The HAROW study: An example of outcomes research: A prospective, non-interventional study comparing treatment options in localized prostate cancer - Abstract

BACKGROUND: The HAROW study was initiated to investigate the provision of ongoing medical care for patients with localized prostate cancer in a prospective, noninterventional setting and to investigate treatment options (Hormonal treatment, Active surveillance, Radiotherapy, Operation, Watchful waiting) under real-life conditions.

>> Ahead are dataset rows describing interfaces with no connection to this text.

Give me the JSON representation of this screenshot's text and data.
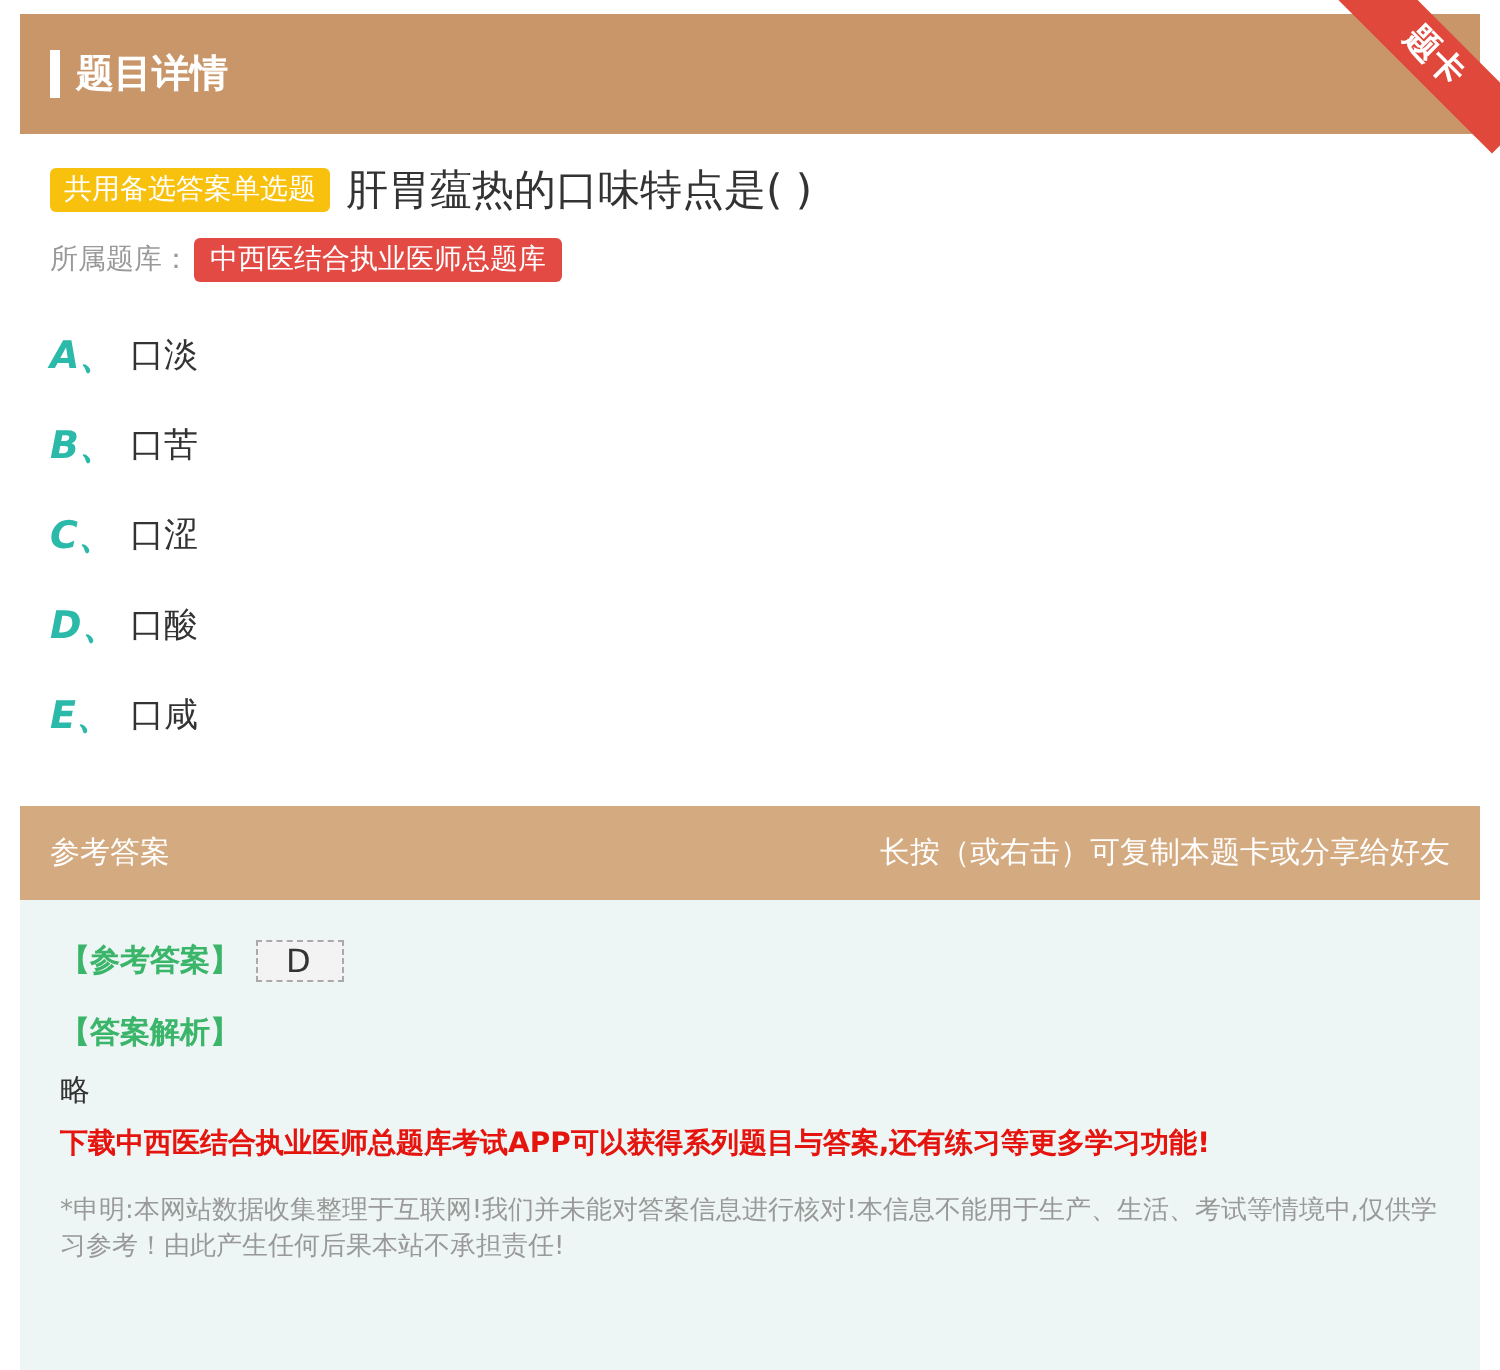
{
  "header": {
    "title": "题目详情",
    "ribbon": "题卡"
  },
  "question": {
    "tag": "共用备选答案单选题",
    "text": "肝胃蕴热的口味特点是( )",
    "bank_label": "所属题库：",
    "bank": "中西医结合执业医师总题库"
  },
  "options": [
    {
      "letter": "A",
      "sep": "、",
      "text": "口淡"
    },
    {
      "letter": "B",
      "sep": "、",
      "text": "口苦"
    },
    {
      "letter": "C",
      "sep": "、",
      "text": "口涩"
    },
    {
      "letter": "D",
      "sep": "、",
      "text": "口酸"
    },
    {
      "letter": "E",
      "sep": "、",
      "text": "口咸"
    }
  ],
  "answer_bar": {
    "title": "参考答案",
    "hint": "长按（或右击）可复制本题卡或分享给好友"
  },
  "answer": {
    "answer_label": "【参考答案】",
    "answer_value": "D",
    "analysis_label": "【答案解析】",
    "analysis": "略",
    "promo": "下载中西医结合执业医师总题库考试APP可以获得系列题目与答案,还有练习等更多学习功能!",
    "disclaimer": "*申明:本网站数据收集整理于互联网!我们并未能对答案信息进行核对!本信息不能用于生产、生活、考试等情境中,仅供学习参考！由此产生任何后果本站不承担责任!"
  }
}
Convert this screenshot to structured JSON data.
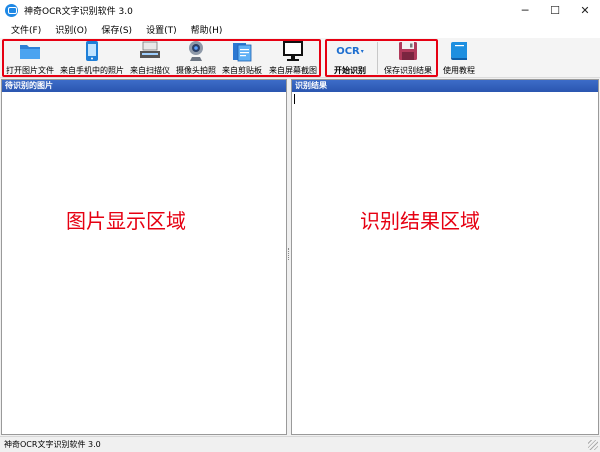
{
  "window": {
    "title": "神奇OCR文字识别软件 3.0",
    "minimize": "─",
    "maximize": "☐",
    "close": "✕"
  },
  "menu": [
    {
      "label": "文件(F)"
    },
    {
      "label": "识别(O)"
    },
    {
      "label": "保存(S)"
    },
    {
      "label": "设置(T)"
    },
    {
      "label": "帮助(H)"
    }
  ],
  "toolbar": {
    "open_file": "打开图片文件",
    "from_phone": "来自手机中的照片",
    "from_scanner": "来自扫描仪",
    "from_camera": "摄像头拍照",
    "from_clipboard": "来自剪贴板",
    "screenshot": "来自屏幕截图",
    "ocr_icon_text": "OCR",
    "start_ocr": "开始识别",
    "save_result": "保存识别结果",
    "tutorial": "使用教程"
  },
  "panels": {
    "left_header": "待识别的图片",
    "left_overlay": "图片显示区域",
    "right_header": "识别结果",
    "right_overlay": "识别结果区域"
  },
  "status": {
    "text": "神奇OCR文字识别软件 3.0"
  },
  "colors": {
    "highlight_border": "#e60012",
    "panel_header": "#2a56b0",
    "overlay_text": "#e60012"
  }
}
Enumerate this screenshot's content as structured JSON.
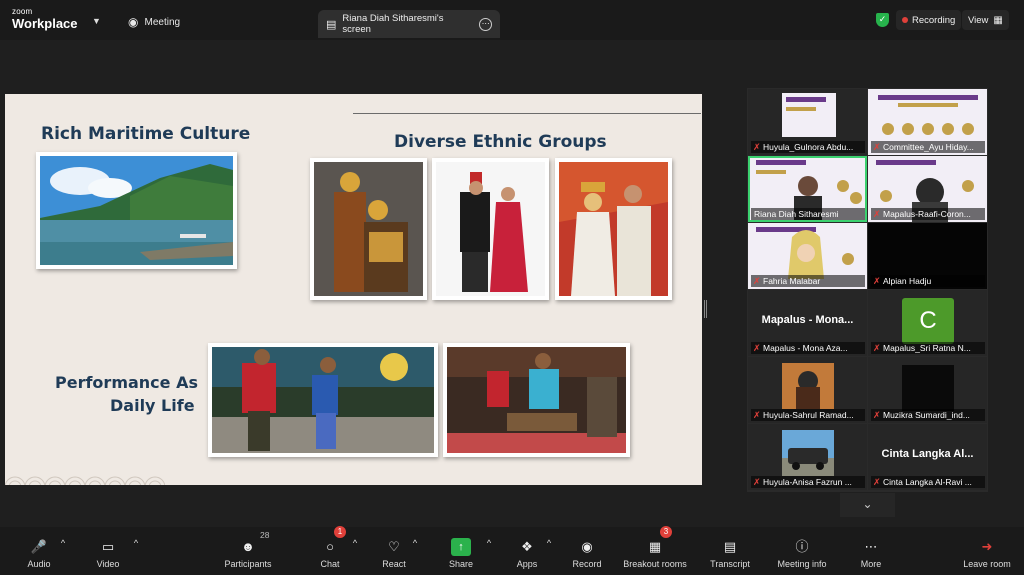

MATERIALS AND METHODS: A total of 3169 patients were enrolled by 259 participating physicians in private practice in Germany. The median follow-up was 28.4 months. At 6-month intervals, the treating physicians reported data on clinical parameters, clinical course of disease, and quality of patient-physician interaction.

RESULTS: The highest proportion of patients with low risk tumor was found in the defensive treatment groups (AS and WW). As expected, the AS group showed the highest progression rate. In all, 112 AS patients (23.9%) changed therapeutic strategy, 21 of them upon medical advice in the absence of any signs of progression. Metastases were seen most frequently in the WW group (1.5%). No metastases occurred in AS patients. Medical support in managing the disease reached high scores in all groups, the highest in AS.

CONCLUSION: The data enable a differentiated comparative analysis of patient and tumor characteristics of each treatment group. Indication of AS was predominantly consistent with the guideline. The high rate of AS termination based on the physician's recommendation rather than on clinical progression is remarkable, and may be interpreted as a kind of insecurity in dealing with AS. Results regarding communication indicate that patients appreciated being involved in treatment decisions.

Written by:
Herden J, Ernstmann N, Schnell D, Weißbach L.   Are you the author?
Klinik und Poliklinik für Urologie, Uniklinik Köln, Kerpener Straße 62, 50937, Köln, Deutschland.  

Reference: Urologe A. 2014 Dec;53(12):1743-52.
doi: 10.1007/s00120-014-3705-z

PubMed Abstract
PMID: 25412911

Article in German. Prostate Cancer Section